Presidential power ebbs and flows and George W. Bush is holding very weak cards just now. But as he likes to point out, sometimes with more than flattering zeal, he is still the president and everyone also just kibitzes.
And he is using the powers he has to make a difference in his waning months at 1600 Pennsylvania Avenue. His press conference earlier today, in which he vowed to sprint to his term's Jan 20, 2009 finish line, underscored both of his principal tools.
The first and less important is the bully pulpit. As president, Bush can still demand more news cameras and live television cameras than anybody else, no matter how big Hillary Clinton's lead in the polls becomes. That counts for something. He used it today to slap the similarly unpopular Congress around for dawdling while important business: from spending bills to anti-terrorist surveillance legislation to a response for the mortgage mess remains undone. Better, from his point of view, to do that than to let them slap him around unchallenged over his veto of the S-chip children's health care bill.
The reason I call the bully pulpit as less important is that Bush's credibility and persuasive power have largely drained away. He can rally the partisans, but few beyond that and even the ranks of Bush-loving partisans have diminished.
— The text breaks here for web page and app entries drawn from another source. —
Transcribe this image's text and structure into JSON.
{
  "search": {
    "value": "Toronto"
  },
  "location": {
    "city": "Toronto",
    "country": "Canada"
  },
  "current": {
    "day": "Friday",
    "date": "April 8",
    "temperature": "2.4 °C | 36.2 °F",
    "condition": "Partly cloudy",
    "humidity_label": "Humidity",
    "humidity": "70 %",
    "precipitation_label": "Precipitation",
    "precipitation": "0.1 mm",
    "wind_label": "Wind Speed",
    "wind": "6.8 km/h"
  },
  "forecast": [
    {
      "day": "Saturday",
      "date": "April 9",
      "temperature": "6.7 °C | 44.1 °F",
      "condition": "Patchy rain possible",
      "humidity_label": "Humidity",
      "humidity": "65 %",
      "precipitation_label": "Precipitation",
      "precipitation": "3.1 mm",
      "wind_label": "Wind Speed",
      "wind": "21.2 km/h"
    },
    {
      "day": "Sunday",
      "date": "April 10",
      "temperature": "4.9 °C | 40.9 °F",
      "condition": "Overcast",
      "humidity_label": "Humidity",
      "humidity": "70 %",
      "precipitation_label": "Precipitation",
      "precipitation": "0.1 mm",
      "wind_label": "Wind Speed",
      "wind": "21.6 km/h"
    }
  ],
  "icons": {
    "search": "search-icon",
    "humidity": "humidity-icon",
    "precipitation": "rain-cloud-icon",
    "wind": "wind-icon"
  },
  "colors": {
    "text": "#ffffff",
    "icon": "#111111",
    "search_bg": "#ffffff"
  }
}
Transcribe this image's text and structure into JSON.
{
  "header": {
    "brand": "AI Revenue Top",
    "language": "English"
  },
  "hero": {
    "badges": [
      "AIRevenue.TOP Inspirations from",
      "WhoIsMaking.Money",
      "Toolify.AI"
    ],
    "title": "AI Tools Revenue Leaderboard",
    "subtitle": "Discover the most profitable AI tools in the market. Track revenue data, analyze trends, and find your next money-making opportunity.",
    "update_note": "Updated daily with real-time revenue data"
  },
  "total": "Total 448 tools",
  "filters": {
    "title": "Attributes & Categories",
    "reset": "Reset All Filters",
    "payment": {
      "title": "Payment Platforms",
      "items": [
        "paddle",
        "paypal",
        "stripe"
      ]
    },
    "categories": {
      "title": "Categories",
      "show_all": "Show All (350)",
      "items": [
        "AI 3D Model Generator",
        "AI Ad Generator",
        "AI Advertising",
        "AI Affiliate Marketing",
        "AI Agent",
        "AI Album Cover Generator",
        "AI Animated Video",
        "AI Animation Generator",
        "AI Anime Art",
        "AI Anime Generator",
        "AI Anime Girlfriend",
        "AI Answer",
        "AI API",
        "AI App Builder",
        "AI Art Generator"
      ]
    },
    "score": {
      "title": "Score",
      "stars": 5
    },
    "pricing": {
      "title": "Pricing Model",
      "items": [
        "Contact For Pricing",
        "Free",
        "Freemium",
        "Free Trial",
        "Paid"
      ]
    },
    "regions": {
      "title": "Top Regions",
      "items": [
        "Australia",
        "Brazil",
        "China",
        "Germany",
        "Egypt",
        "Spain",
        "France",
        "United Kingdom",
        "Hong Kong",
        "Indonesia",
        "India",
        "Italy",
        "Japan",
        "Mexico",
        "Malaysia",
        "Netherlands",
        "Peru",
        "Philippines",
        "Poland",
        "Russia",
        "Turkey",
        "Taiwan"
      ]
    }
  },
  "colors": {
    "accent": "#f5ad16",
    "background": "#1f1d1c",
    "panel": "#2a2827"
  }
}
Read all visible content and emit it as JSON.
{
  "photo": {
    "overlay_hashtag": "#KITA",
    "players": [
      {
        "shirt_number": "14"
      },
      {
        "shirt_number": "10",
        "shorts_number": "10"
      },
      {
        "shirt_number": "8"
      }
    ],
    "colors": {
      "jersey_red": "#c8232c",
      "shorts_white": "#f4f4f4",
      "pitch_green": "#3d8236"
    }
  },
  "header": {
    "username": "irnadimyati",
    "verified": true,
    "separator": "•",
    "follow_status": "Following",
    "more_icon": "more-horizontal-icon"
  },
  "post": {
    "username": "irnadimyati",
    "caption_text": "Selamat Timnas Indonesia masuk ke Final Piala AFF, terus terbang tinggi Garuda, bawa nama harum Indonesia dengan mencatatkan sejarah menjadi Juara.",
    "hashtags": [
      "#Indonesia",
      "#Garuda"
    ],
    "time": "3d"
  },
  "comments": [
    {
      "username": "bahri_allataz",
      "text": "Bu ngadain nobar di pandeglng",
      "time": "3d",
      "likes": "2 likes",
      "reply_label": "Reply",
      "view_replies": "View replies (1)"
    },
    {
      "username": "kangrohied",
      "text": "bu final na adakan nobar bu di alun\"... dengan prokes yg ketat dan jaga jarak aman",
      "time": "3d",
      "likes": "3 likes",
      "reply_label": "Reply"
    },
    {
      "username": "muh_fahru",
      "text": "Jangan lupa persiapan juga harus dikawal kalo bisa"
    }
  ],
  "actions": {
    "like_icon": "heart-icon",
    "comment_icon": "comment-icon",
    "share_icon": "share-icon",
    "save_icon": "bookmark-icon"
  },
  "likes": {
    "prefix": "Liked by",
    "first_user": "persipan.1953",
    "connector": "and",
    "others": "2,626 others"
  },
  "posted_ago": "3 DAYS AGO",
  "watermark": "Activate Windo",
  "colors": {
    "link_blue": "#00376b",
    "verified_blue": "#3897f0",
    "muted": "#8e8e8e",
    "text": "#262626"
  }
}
One case in point: the president today tried to justify his confrontational rhetoric toward Democrats in Congress by saying he had confronted Republicans over spending when they controlled Congress--and they listened. To all those economic conservatives who became embittered by the Bush-GOP spending record of 2001-2006, the president's statement will sound preposterous.